Wherever a line of the listing holds the string "this", copy that line.

-- Opening Marker --

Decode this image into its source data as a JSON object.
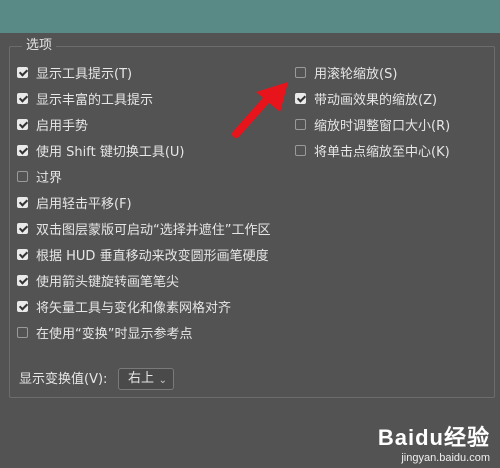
{
  "dialog": {
    "group_title": "选项",
    "left_options": [
      {
        "label": "显示工具提示(T)",
        "checked": true
      },
      {
        "label": "显示丰富的工具提示",
        "checked": true
      },
      {
        "label": "启用手势",
        "checked": true
      },
      {
        "label": "使用 Shift 键切换工具(U)",
        "checked": true
      },
      {
        "label": "过界",
        "checked": false
      },
      {
        "label": "启用轻击平移(F)",
        "checked": true
      },
      {
        "label": "双击图层蒙版可启动“选择并遮住”工作区",
        "checked": true
      },
      {
        "label": "根据 HUD 垂直移动来改变圆形画笔硬度",
        "checked": true
      },
      {
        "label": "使用箭头键旋转画笔笔尖",
        "checked": true
      },
      {
        "label": "将矢量工具与变化和像素网格对齐",
        "checked": true
      },
      {
        "label": "在使用“变换”时显示参考点",
        "checked": false
      }
    ],
    "right_options": [
      {
        "label": "用滚轮缩放(S)",
        "checked": false
      },
      {
        "label": "带动画效果的缩放(Z)",
        "checked": true
      },
      {
        "label": "缩放时调整窗口大小(R)",
        "checked": false
      },
      {
        "label": "将单击点缩放至中心(K)",
        "checked": false
      }
    ],
    "transform_label": "显示变换值(V):",
    "transform_value": "右上"
  },
  "watermark": {
    "logo_text": "Baidu经验",
    "url": "jingyan.baidu.com"
  },
  "colors": {
    "background": "#535353",
    "header_band": "#5a8a86",
    "annotation_arrow": "#e8141c"
  },
  "icons": {
    "dropdown": "chevron-down-icon",
    "annotation": "red-arrow-icon"
  }
}
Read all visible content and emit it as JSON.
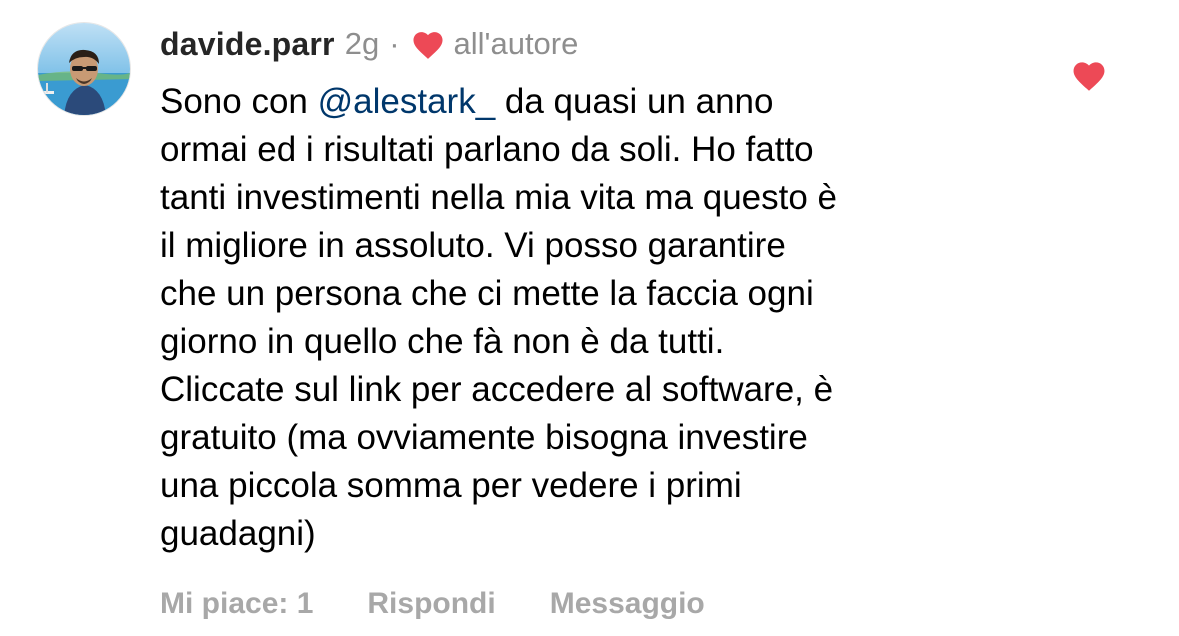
{
  "comment": {
    "username": "davide.parr",
    "time": "2g",
    "separator": "·",
    "author_like_label": "all'autore",
    "body": {
      "line1_pre": "Sono con ",
      "mention": "@alestark_",
      "line1_post": " da quasi un anno",
      "lines": [
        "ormai ed i risultati parlano da soli. Ho fatto",
        "tanti investimenti nella mia vita ma questo è",
        "il migliore in assoluto. Vi posso garantire",
        "che un persona che ci mette la faccia ogni",
        "giorno in quello che fà non è da tutti.",
        "Cliccate sul link per accedere al software, è",
        "gratuito (ma ovviamente bisogna investire",
        "una piccola somma per vedere i primi",
        "guadagni)"
      ]
    },
    "actions": {
      "likes": "Mi piace: 1",
      "reply": "Rispondi",
      "message": "Messaggio"
    },
    "liked": true
  },
  "colors": {
    "heart": "#ed4956",
    "mention": "#00376b",
    "secondary_text": "#8e8e8e",
    "action_text": "#a8a8a8"
  },
  "icons": {
    "author_heart": "heart-filled-icon",
    "like_button": "heart-filled-icon"
  }
}
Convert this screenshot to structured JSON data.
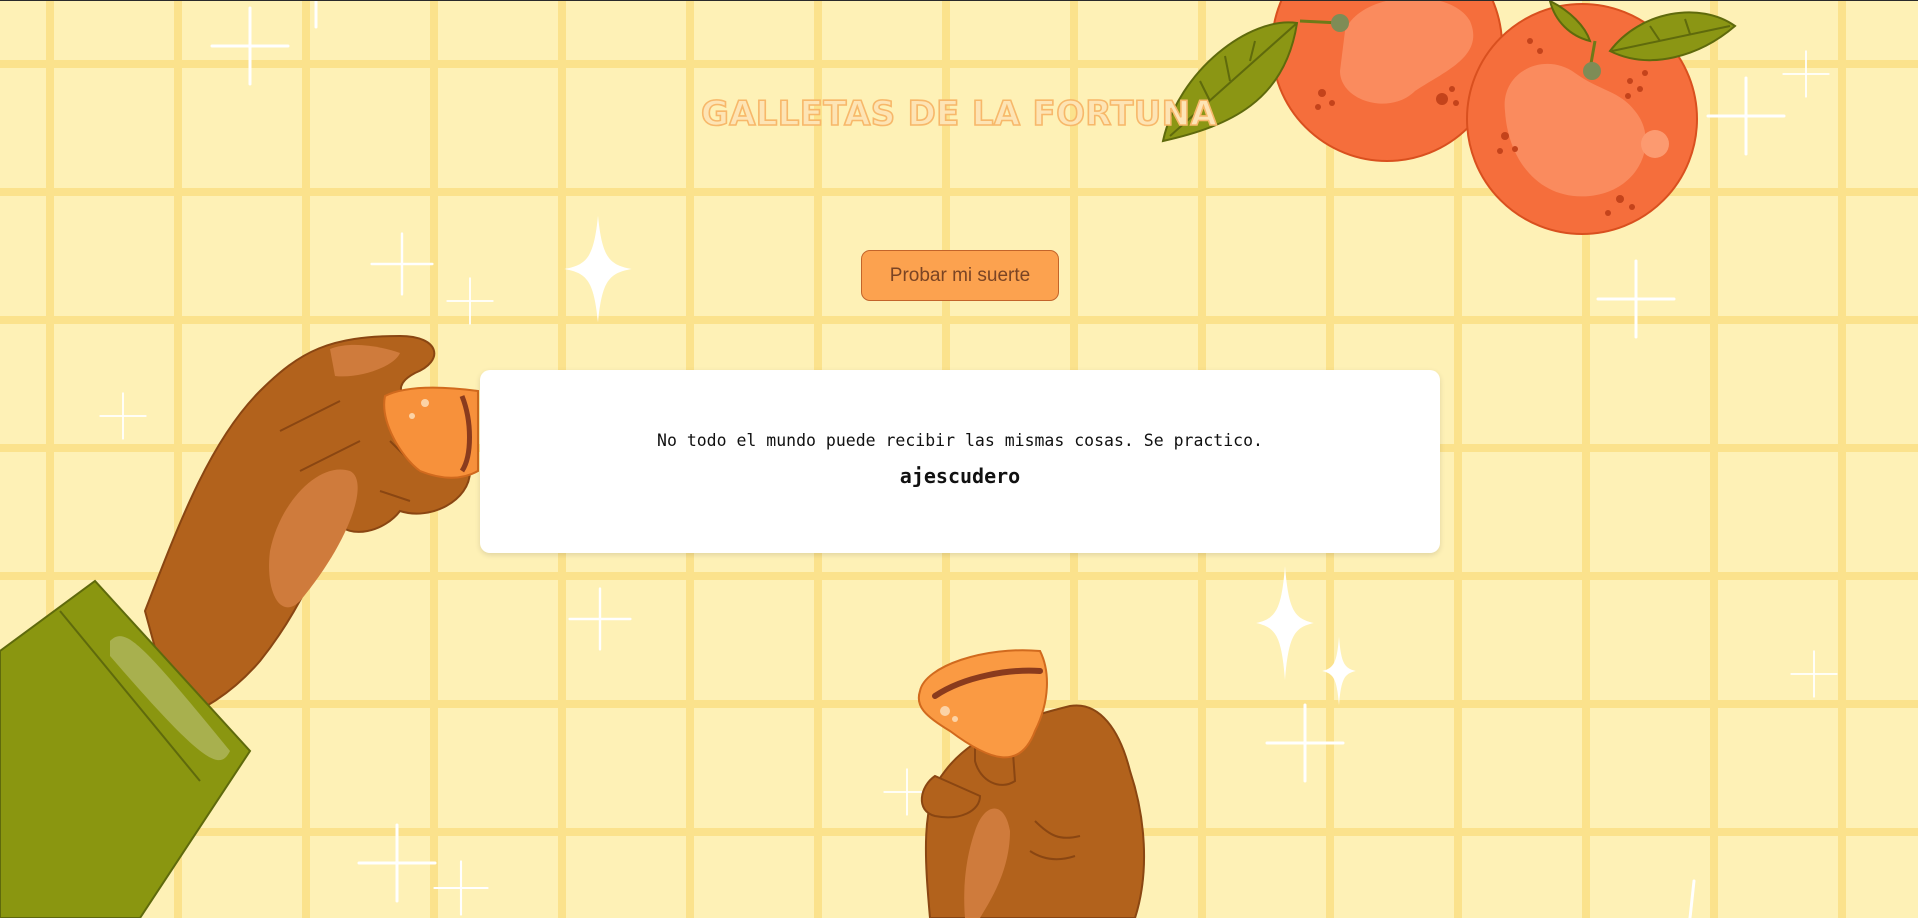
{
  "page": {
    "title": "GALLETAS DE LA FORTUNA",
    "button_label": "Probar mi suerte"
  },
  "fortune": {
    "message": "No todo el mundo puede recibir las mismas cosas. Se practico.",
    "author": "ajescudero"
  },
  "icons": [
    "sparkle-icon",
    "orange-fruit-icon",
    "leaf-icon",
    "hand-icon",
    "fortune-cookie-icon"
  ],
  "colors": {
    "background": "#fef1b6",
    "grid_lines": "#fbe28c",
    "button": "#fca24f",
    "orange": "#f56e3c",
    "leaf": "#8b9614",
    "skin": "#b2621c",
    "sleeve": "#8a9610"
  }
}
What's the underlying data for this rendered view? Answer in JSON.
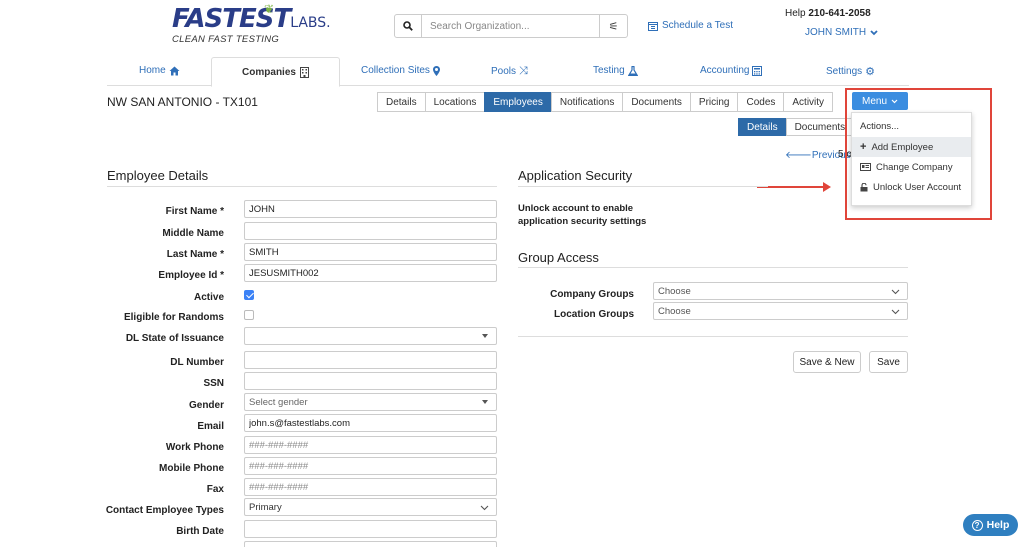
{
  "header": {
    "logo_main": "FASTEST",
    "logo_labs": "LABS.",
    "logo_sub": "CLEAN FAST TESTING",
    "search_placeholder": "Search Organization...",
    "schedule_label": "Schedule a Test",
    "help_label": "Help",
    "help_phone": "210-641-2058",
    "user_name": "JOHN SMITH"
  },
  "nav": {
    "home": "Home",
    "companies": "Companies",
    "collection_sites": "Collection Sites",
    "pools": "Pools",
    "testing": "Testing",
    "accounting": "Accounting",
    "settings": "Settings"
  },
  "company": {
    "title": "NW SAN ANTONIO - TX101"
  },
  "subtabs": [
    "Details",
    "Locations",
    "Employees",
    "Notifications",
    "Documents",
    "Pricing",
    "Codes",
    "Activity"
  ],
  "subtabs_active": "Employees",
  "menu": {
    "button_label": "Menu",
    "items": [
      "Actions...",
      "Add Employee",
      "Change Company",
      "Unlock User Account"
    ],
    "hovered": "Add Employee"
  },
  "detail_tabs": [
    "Details",
    "Documents"
  ],
  "pagination": {
    "previous": "Previous",
    "count": "5 of"
  },
  "employee": {
    "section_title": "Employee Details",
    "fields": {
      "first_name": {
        "label": "First Name *",
        "value": "JOHN"
      },
      "middle_name": {
        "label": "Middle Name",
        "value": ""
      },
      "last_name": {
        "label": "Last Name *",
        "value": "SMITH"
      },
      "employee_id": {
        "label": "Employee Id *",
        "value": "JESUSMITH002"
      },
      "active": {
        "label": "Active",
        "checked": true
      },
      "eligible": {
        "label": "Eligible for Randoms",
        "checked": false
      },
      "dl_state": {
        "label": "DL State of Issuance",
        "value": ""
      },
      "dl_number": {
        "label": "DL Number",
        "value": ""
      },
      "ssn": {
        "label": "SSN",
        "value": ""
      },
      "gender": {
        "label": "Gender",
        "value": "Select gender"
      },
      "email": {
        "label": "Email",
        "value": "john.s@fastestlabs.com"
      },
      "work_phone": {
        "label": "Work Phone",
        "placeholder": "###-###-####"
      },
      "mobile_phone": {
        "label": "Mobile Phone",
        "placeholder": "###-###-####"
      },
      "fax": {
        "label": "Fax",
        "placeholder": "###-###-####"
      },
      "contact_types": {
        "label": "Contact Employee Types",
        "value": "Primary"
      },
      "birth_date": {
        "label": "Birth Date",
        "value": ""
      }
    }
  },
  "security": {
    "section_title": "Application Security",
    "text_line1": "Unlock account to enable",
    "text_line2": "application security settings"
  },
  "group_access": {
    "section_title": "Group Access",
    "company_groups_label": "Company Groups",
    "location_groups_label": "Location Groups",
    "choose": "Choose"
  },
  "actions": {
    "save_new": "Save & New",
    "save": "Save"
  },
  "help_button": "Help",
  "colors": {
    "brand_blue": "#2a3d88",
    "link_blue": "#2f6fb8",
    "active_tab": "#2d6aa8",
    "menu_blue": "#3b8de0",
    "annotation_red": "#e0453a"
  }
}
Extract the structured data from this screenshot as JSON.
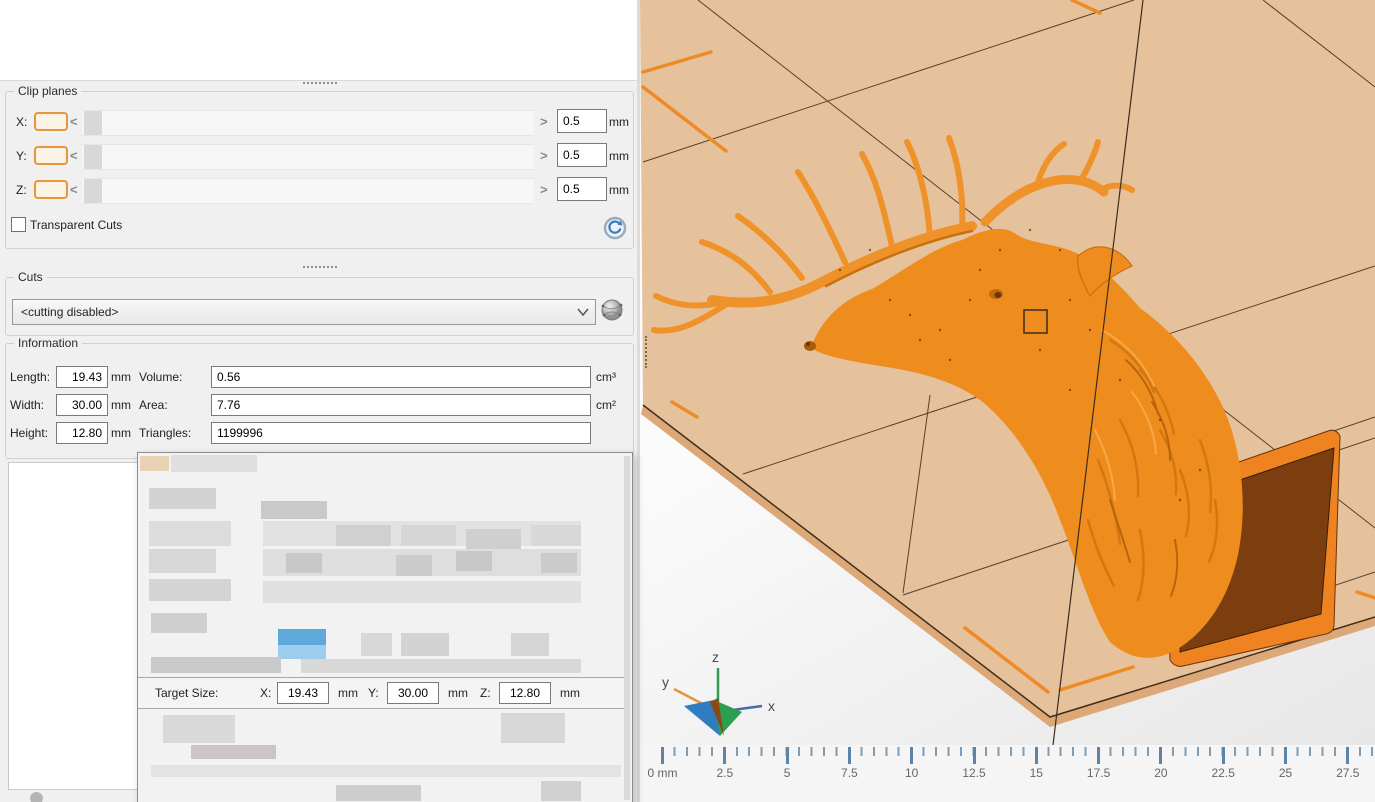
{
  "panel": {
    "clip_planes": {
      "title": "Clip planes",
      "left_arrow": "<",
      "right_arrow": ">",
      "rows": [
        {
          "axis": "X:",
          "value": "0.5",
          "unit": "mm"
        },
        {
          "axis": "Y:",
          "value": "0.5",
          "unit": "mm"
        },
        {
          "axis": "Z:",
          "value": "0.5",
          "unit": "mm"
        }
      ],
      "transparent_cuts_label": "Transparent Cuts"
    },
    "cuts": {
      "title": "Cuts",
      "dropdown_value": "<cutting disabled>"
    },
    "information": {
      "title": "Information",
      "fields": [
        {
          "label": "Length:",
          "value": "19.43",
          "unit": "mm"
        },
        {
          "label": "Width:",
          "value": "30.00",
          "unit": "mm"
        },
        {
          "label": "Height:",
          "value": "12.80",
          "unit": "mm"
        },
        {
          "label": "Volume:",
          "value": "0.56",
          "unit": "cm³"
        },
        {
          "label": "Area:",
          "value": "7.76",
          "unit": "cm²"
        },
        {
          "label": "Triangles:",
          "value": "1199996",
          "unit": ""
        }
      ]
    }
  },
  "dialog": {
    "target_size": {
      "label": "Target Size:",
      "fields": [
        {
          "axis": "X:",
          "value": "19.43",
          "unit": "mm"
        },
        {
          "axis": "Y:",
          "value": "30.00",
          "unit": "mm"
        },
        {
          "axis": "Z:",
          "value": "12.80",
          "unit": "mm"
        }
      ]
    }
  },
  "viewport": {
    "axes": {
      "x": "x",
      "y": "y",
      "z": "z"
    },
    "ruler": {
      "labels": [
        "0 mm",
        "2.5",
        "5",
        "7.5",
        "10",
        "12.5",
        "15",
        "17.5",
        "20",
        "22.5",
        "25",
        "27.5"
      ]
    },
    "colors": {
      "platform": "#e5c29b",
      "platform_side": "#dca877",
      "grid_line": "#473422",
      "accent_dash": "#ee8b26",
      "model_orange": "#ef8c1e",
      "slab_face": "#7d3e0f",
      "slab_rim": "#f08321",
      "axis_x": "#3f6fa5",
      "axis_y": "#e2953f",
      "axis_z": "#2f9e53",
      "ruler_tick": "#5b84a8",
      "highlight_blue": "#5fa8da"
    }
  }
}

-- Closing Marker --

Response:
Decode this image into its source data as a JSON object.
Convert this screenshot to structured JSON data.
What's the underlying data for this rendered view? Answer in JSON.
Extract the structured data from this screenshot as JSON.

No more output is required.